Among the entries, find the lines with the string "Correction" and report them.
==== Data in this exercise ====
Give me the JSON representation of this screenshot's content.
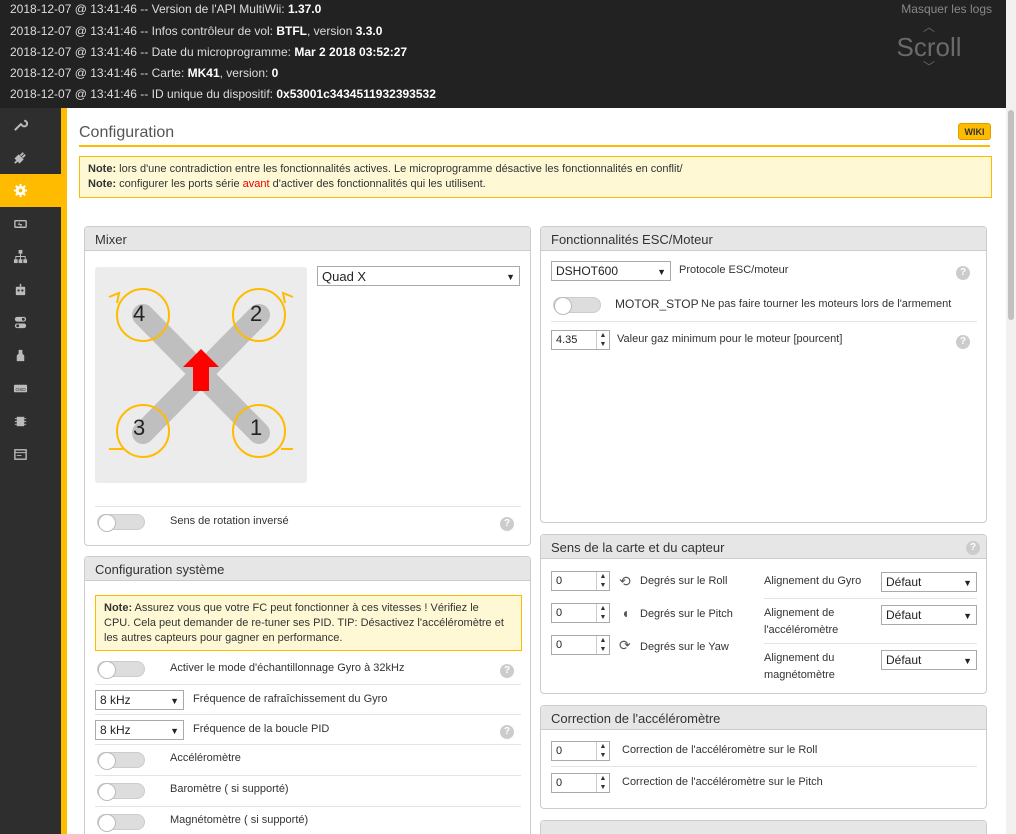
{
  "log": {
    "lines": [
      {
        "ts": "2018-12-07 @ 13:41:46",
        "text": " -- Version de l'API MultiWii: ",
        "val": "1.37.0",
        "tail": ""
      },
      {
        "ts": "2018-12-07 @ 13:41:46",
        "text": " -- Infos contrôleur de vol: ",
        "val": "BTFL",
        "tail": ", version ",
        "val2": "3.3.0"
      },
      {
        "ts": "2018-12-07 @ 13:41:46",
        "text": " -- Date du microprogramme: ",
        "val": "Mar 2 2018 03:52:27",
        "tail": ""
      },
      {
        "ts": "2018-12-07 @ 13:41:46",
        "text": " -- Carte: ",
        "val": "MK41",
        "tail": ", version: ",
        "val2": "0"
      },
      {
        "ts": "2018-12-07 @ 13:41:46",
        "text": " -- ID unique du dispositif: ",
        "val": "0x53001c3434511932393532",
        "tail": ""
      }
    ],
    "hide_label": "Masquer les logs",
    "scroll_label": "Scroll"
  },
  "sidebar": [
    "wrench-icon",
    "plug-icon",
    "gear-icon",
    "battery-icon",
    "network-icon",
    "robot-icon",
    "toggles-icon",
    "bottle-icon",
    "osd-icon",
    "chip-icon",
    "window-icon"
  ],
  "page": {
    "title": "Configuration",
    "wiki": "WIKI"
  },
  "note_top": {
    "l1_b": "Note:",
    "l1": " lors d'une contradiction entre les fonctionnalités actives. Le microprogramme désactive les fonctionnalités en conflit/",
    "l2_b": "Note:",
    "l2a": " configurer les ports série ",
    "l2_red": "avant",
    "l2b": " d'activer des fonctionnalités qui les utilisent."
  },
  "mixer": {
    "title": "Mixer",
    "select": "Quad X",
    "motors": [
      "4",
      "2",
      "3",
      "1"
    ],
    "reverse_label": "Sens de rotation inversé",
    "help": "?"
  },
  "esc": {
    "title": "Fonctionnalités ESC/Moteur",
    "protocol_value": "DSHOT600",
    "protocol_label": "Protocole ESC/moteur",
    "motor_stop": "MOTOR_STOP",
    "motor_stop_desc": "Ne pas faire tourner les moteurs lors de l'armement",
    "min_throttle_value": "4.35",
    "min_throttle_label": "Valeur gaz minimum pour le moteur [pourcent]",
    "help": "?"
  },
  "align": {
    "title": "Sens de la carte et du capteur",
    "help": "?",
    "roll_val": "0",
    "roll_label": "Degrés sur le Roll",
    "pitch_val": "0",
    "pitch_label": "Degrés sur le Pitch",
    "yaw_val": "0",
    "yaw_label": "Degrés sur le Yaw",
    "gyro_label": "Alignement du Gyro",
    "gyro_val": "Défaut",
    "acc_label1": "Alignement de",
    "acc_label2": "l'accéléromètre",
    "acc_val": "Défaut",
    "mag_label1": "Alignement du",
    "mag_label2": "magnétomètre",
    "mag_val": "Défaut"
  },
  "acc_trim": {
    "title": "Correction de l'accéléromètre",
    "roll_val": "0",
    "roll_label": "Correction de l'accéléromètre sur le Roll",
    "pitch_val": "0",
    "pitch_label": "Correction de l'accéléromètre sur le Pitch"
  },
  "system": {
    "title": "Configuration système",
    "note_b": "Note:",
    "note_l1": " Assurez vous que votre FC peut fonctionner à ces vitesses ! Vérifiez le",
    "note_l2": "CPU. Cela peut demander de re-tuner ses PID. TIP: Désactivez l'accéléromètre et",
    "note_l3": "les autres capteurs pour gagner en performance.",
    "gyro32": "Activer le mode d'échantillonnage Gyro à 32kHz",
    "gyro_freq_val": "8 kHz",
    "gyro_freq_label": "Fréquence de rafraîchissement du Gyro",
    "pid_freq_val": "8 kHz",
    "pid_freq_label": "Fréquence de la boucle PID",
    "acc": "Accéléromètre",
    "baro": "Baromètre ( si supporté)",
    "mag": "Magnétomètre ( si supporté)",
    "help": "?"
  }
}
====
* **Response to the exercise**:
    "title": "Correction de l'accéléromètre",
    "roll_label": "Correction de l'accéléromètre sur le Roll",
    "pitch_label": "Correction de l'accéléromètre sur le Pitch"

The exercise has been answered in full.